According to officials, Apple has filed a lawsuit against Israeli spyware firm NSO Group and its parent company Q Cyber, seeking a permanent injunction barring NSO Group from accessing Apple devices, software, and services. The lawsuit is aimed squarely at NSO Group’s primary business: developing sophisticated surveillance equipment that allows users to spy on target devices.
NSO Group customers conducted cyberattacks against iPhones early this year, possibly harming thousands of Apple users, including activists, journalists, and politicians. According to a statement by Craig Federighi, Apple’s senior VP of software engineering, state-sponsored entities, such as the NSO Group, spend millions of dollars on advanced monitoring technology with little meaningful accountability. Something has to be done about it.

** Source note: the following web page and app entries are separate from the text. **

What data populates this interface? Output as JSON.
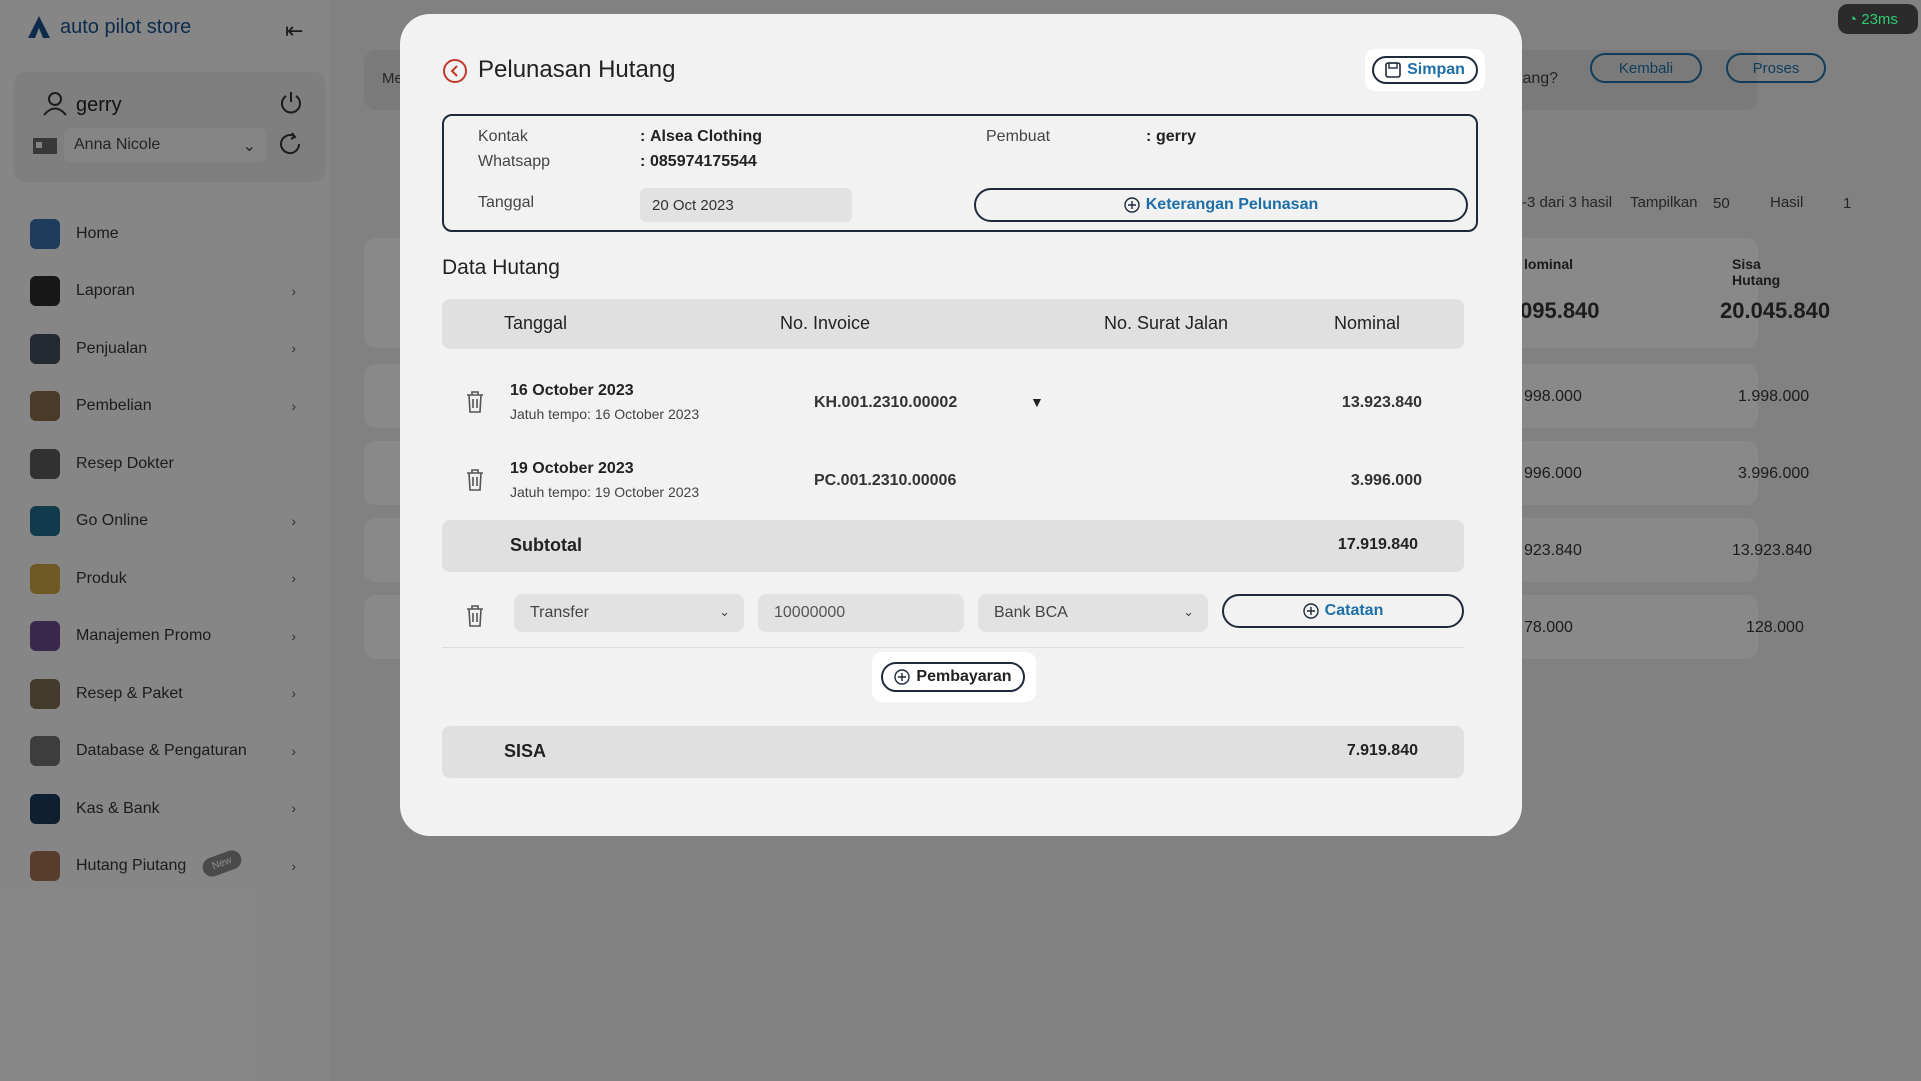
{
  "app": {
    "logo_text": "auto pilot store",
    "network": "23ms"
  },
  "user": {
    "name": "gerry",
    "store": "Anna Nicole"
  },
  "sidebar": {
    "items": [
      {
        "label": "Home",
        "icon": "home-icon",
        "color": "#3b6ea8",
        "arrow": false
      },
      {
        "label": "Laporan",
        "icon": "report-icon",
        "color": "#2a2a2a",
        "arrow": true
      },
      {
        "label": "Penjualan",
        "icon": "cashier-icon",
        "color": "#444c5a",
        "arrow": true
      },
      {
        "label": "Pembelian",
        "icon": "purchase-icon",
        "color": "#8a6a4a",
        "arrow": true
      },
      {
        "label": "Resep Dokter",
        "icon": "prescription-icon",
        "color": "#5a5a5a",
        "arrow": false
      },
      {
        "label": "Go Online",
        "icon": "monitor-icon",
        "color": "#1f6a8a",
        "arrow": true
      },
      {
        "label": "Produk",
        "icon": "box-icon",
        "color": "#c8a040",
        "arrow": true
      },
      {
        "label": "Manajemen Promo",
        "icon": "promo-icon",
        "color": "#6a4a8a",
        "arrow": true
      },
      {
        "label": "Resep & Paket",
        "icon": "mortar-icon",
        "color": "#7a6a50",
        "arrow": true
      },
      {
        "label": "Database & Pengaturan",
        "icon": "settings-icon",
        "color": "#707070",
        "arrow": true
      },
      {
        "label": "Kas & Bank",
        "icon": "bank-icon",
        "color": "#1a3a5a",
        "arrow": true
      },
      {
        "label": "Hutang Piutang",
        "icon": "debt-icon",
        "color": "#a07050",
        "arrow": true,
        "badge": "New"
      }
    ]
  },
  "background": {
    "head_fragment": "Me",
    "question": "tang?",
    "btn_back": "Kembali",
    "btn_process": "Proses",
    "range_text": "-3 dari 3 hasil",
    "show_label": "Tampilkan",
    "show_value": "50",
    "result_label": "Hasil",
    "result_value": "1",
    "col_nominal": "lominal",
    "col_sisa": "Sisa Hutang",
    "total_nominal": "095.840",
    "total_sisa": "20.045.840",
    "rows": [
      {
        "nominal": "998.000",
        "sisa": "1.998.000"
      },
      {
        "nominal": "996.000",
        "sisa": "3.996.000"
      },
      {
        "nominal": "923.840",
        "sisa": "13.923.840"
      },
      {
        "nominal": "78.000",
        "sisa": "128.000"
      }
    ]
  },
  "modal": {
    "title": "Pelunasan Hutang",
    "save_label": "Simpan",
    "info": {
      "kontak_label": "Kontak",
      "kontak_value": "Alsea Clothing",
      "whatsapp_label": "Whatsapp",
      "whatsapp_value": "085974175544",
      "tanggal_label": "Tanggal",
      "tanggal_value": "20 Oct 2023",
      "pembuat_label": "Pembuat",
      "pembuat_value": "gerry",
      "colon": ":",
      "keterangan_label": "Keterangan Pelunasan"
    },
    "section_title": "Data Hutang",
    "columns": [
      "Tanggal",
      "No. Invoice",
      "No. Surat Jalan",
      "Nominal"
    ],
    "invoices": [
      {
        "date": "16 October 2023",
        "due": "Jatuh tempo: 16 October 2023",
        "invoice": "KH.001.2310.00002",
        "has_dropdown": true,
        "nominal": "13.923.840"
      },
      {
        "date": "19 October 2023",
        "due": "Jatuh tempo: 19 October 2023",
        "invoice": "PC.001.2310.00006",
        "has_dropdown": false,
        "nominal": "3.996.000"
      }
    ],
    "subtotal_label": "Subtotal",
    "subtotal_value": "17.919.840",
    "payment": {
      "method": "Transfer",
      "amount": "10000000",
      "bank": "Bank BCA",
      "note_label": "Catatan"
    },
    "add_payment_label": "Pembayaran",
    "sisa_label": "SISA",
    "sisa_value": "7.919.840"
  }
}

Apple claims that NGO Group’s spyware is “much more devious and frequently extremely complex” than conventional consumer malware. It enables well-resourced individuals, such as sovereign governments, to pay millions of dollars to attack people with information relevant to the NSO Group customer attacking them.

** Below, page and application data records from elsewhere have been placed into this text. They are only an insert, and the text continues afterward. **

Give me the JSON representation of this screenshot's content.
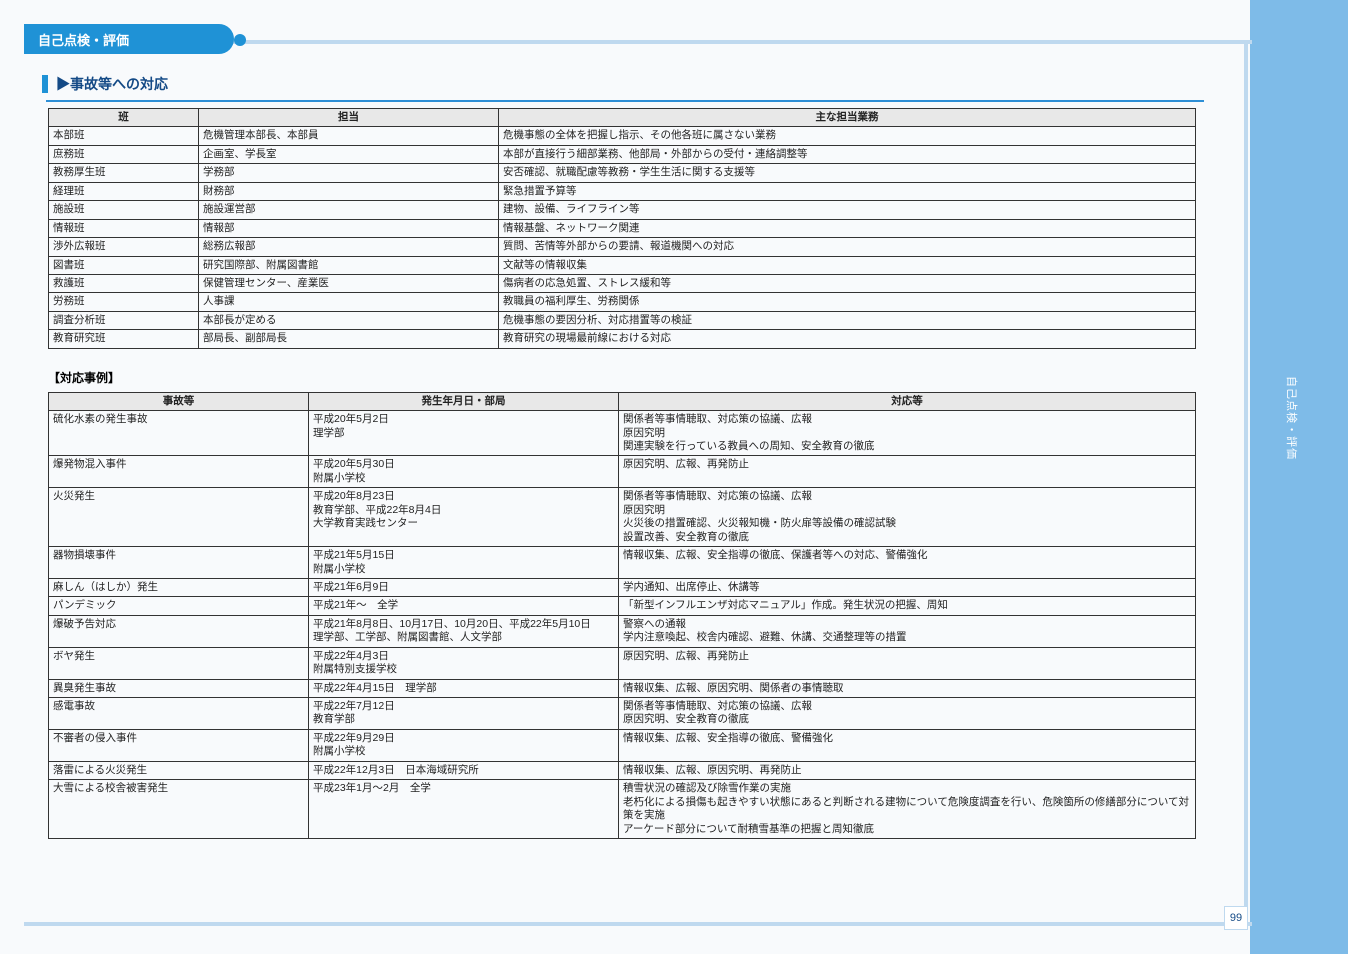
{
  "tab_label": "自己点検・評価",
  "side_label": "自己点検・評価",
  "page_number": "99",
  "section": {
    "title": "▶事故等への対応",
    "table_header": [
      "班",
      "担当",
      "主な担当業務"
    ],
    "rows": [
      [
        "本部班",
        "危機管理本部長、本部員",
        "危機事態の全体を把握し指示、その他各班に属さない業務"
      ],
      [
        "庶務班",
        "企画室、学長室",
        "本部が直接行う細部業務、他部局・外部からの受付・連絡調整等"
      ],
      [
        "教務厚生班",
        "学務部",
        "安否確認、就職配慮等教務・学生生活に関する支援等"
      ],
      [
        "経理班",
        "財務部",
        "緊急措置予算等"
      ],
      [
        "施設班",
        "施設運営部",
        "建物、設備、ライフライン等"
      ],
      [
        "情報班",
        "情報部",
        "情報基盤、ネットワーク関連"
      ],
      [
        "渉外広報班",
        "総務広報部",
        "質問、苦情等外部からの要請、報道機関への対応"
      ],
      [
        "図書班",
        "研究国際部、附属図書館",
        "文献等の情報収集"
      ],
      [
        "救護班",
        "保健管理センター、産業医",
        "傷病者の応急処置、ストレス緩和等"
      ],
      [
        "労務班",
        "人事課",
        "教職員の福利厚生、労務関係"
      ],
      [
        "調査分析班",
        "本部長が定める",
        "危機事態の要因分析、対応措置等の検証"
      ],
      [
        "教育研究班",
        "部局長、副部局長",
        "教育研究の現場最前線における対応"
      ]
    ]
  },
  "subhead": "【対応事例】",
  "table2": {
    "header": [
      "事故等",
      "発生年月日・部局",
      "対応等"
    ],
    "rows": [
      [
        "硫化水素の発生事故",
        "平成20年5月2日\n理学部",
        "関係者等事情聴取、対応策の協議、広報\n原因究明\n関連実験を行っている教員への周知、安全教育の徹底"
      ],
      [
        "爆発物混入事件",
        "平成20年5月30日\n附属小学校",
        "原因究明、広報、再発防止"
      ],
      [
        "火災発生",
        "平成20年8月23日\n教育学部、平成22年8月4日\n大学教育実践センター",
        "関係者等事情聴取、対応策の協議、広報\n原因究明\n火災後の措置確認、火災報知機・防火扉等設備の確認試験\n設置改善、安全教育の徹底"
      ],
      [
        "器物損壊事件",
        "平成21年5月15日\n附属小学校",
        "情報収集、広報、安全指導の徹底、保護者等への対応、警備強化"
      ],
      [
        "麻しん（はしか）発生",
        "平成21年6月9日",
        "学内通知、出席停止、休講等"
      ],
      [
        "パンデミック",
        "平成21年～　全学",
        "「新型インフルエンザ対応マニュアル」作成。発生状況の把握、周知"
      ],
      [
        "爆破予告対応",
        "平成21年8月8日、10月17日、10月20日、平成22年5月10日\n理学部、工学部、附属図書館、人文学部",
        "警察への通報\n学内注意喚起、校舎内確認、避難、休講、交通整理等の措置"
      ],
      [
        "ボヤ発生",
        "平成22年4月3日\n附属特別支援学校",
        "原因究明、広報、再発防止"
      ],
      [
        "異臭発生事故",
        "平成22年4月15日　理学部",
        "情報収集、広報、原因究明、関係者の事情聴取"
      ],
      [
        "感電事故",
        "平成22年7月12日\n教育学部",
        "関係者等事情聴取、対応策の協議、広報\n原因究明、安全教育の徹底"
      ],
      [
        "不審者の侵入事件",
        "平成22年9月29日\n附属小学校",
        "情報収集、広報、安全指導の徹底、警備強化"
      ],
      [
        "落雷による火災発生",
        "平成22年12月3日　日本海域研究所",
        "情報収集、広報、原因究明、再発防止"
      ],
      [
        "大雪による校舎被害発生",
        "平成23年1月～2月　全学",
        "積雪状況の確認及び除雪作業の実施\n老朽化による損傷も起きやすい状態にあると判断される建物について危険度調査を行い、危険箇所の修繕部分について対策を実施\nアーケード部分について耐積雪基準の把握と周知徹底"
      ]
    ]
  }
}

According to the lawsuit, these criminal acts “have abused Apple’s devices, injured Apple’s users, and harmed Apple’s company and goodwill.” NSO Group’s products have caused the firm to devote “thousands of hours” to researching the attacks, evaluating the degree of the damage, and generating the necessary fixes and patches. According to Apple’s complaint, it will seek reimbursement for losses sustained due to the assaults. At trial, the amount will be determined.
The company mentioned in its complaint that FORCEDENTRY, a zero-click exploit targeting a now-patched flaw, was previously used to hack into Apple devices and install the latest version of NSO Group’s spyware. The University of Toronto’s Citizen Lab discovered FORCEDENTRY in March.
Apple claims that FORCEDENTRY may have been aimed at a small number of users. It is contacting them and additional users who may be affected by future conduct consistent with a state-sponsored attack. Apple officials stated in a statement that the firm expects to donate $10 million to groups that pursue cybersurveillance and advocacy, as well as any damages from the lawsuit.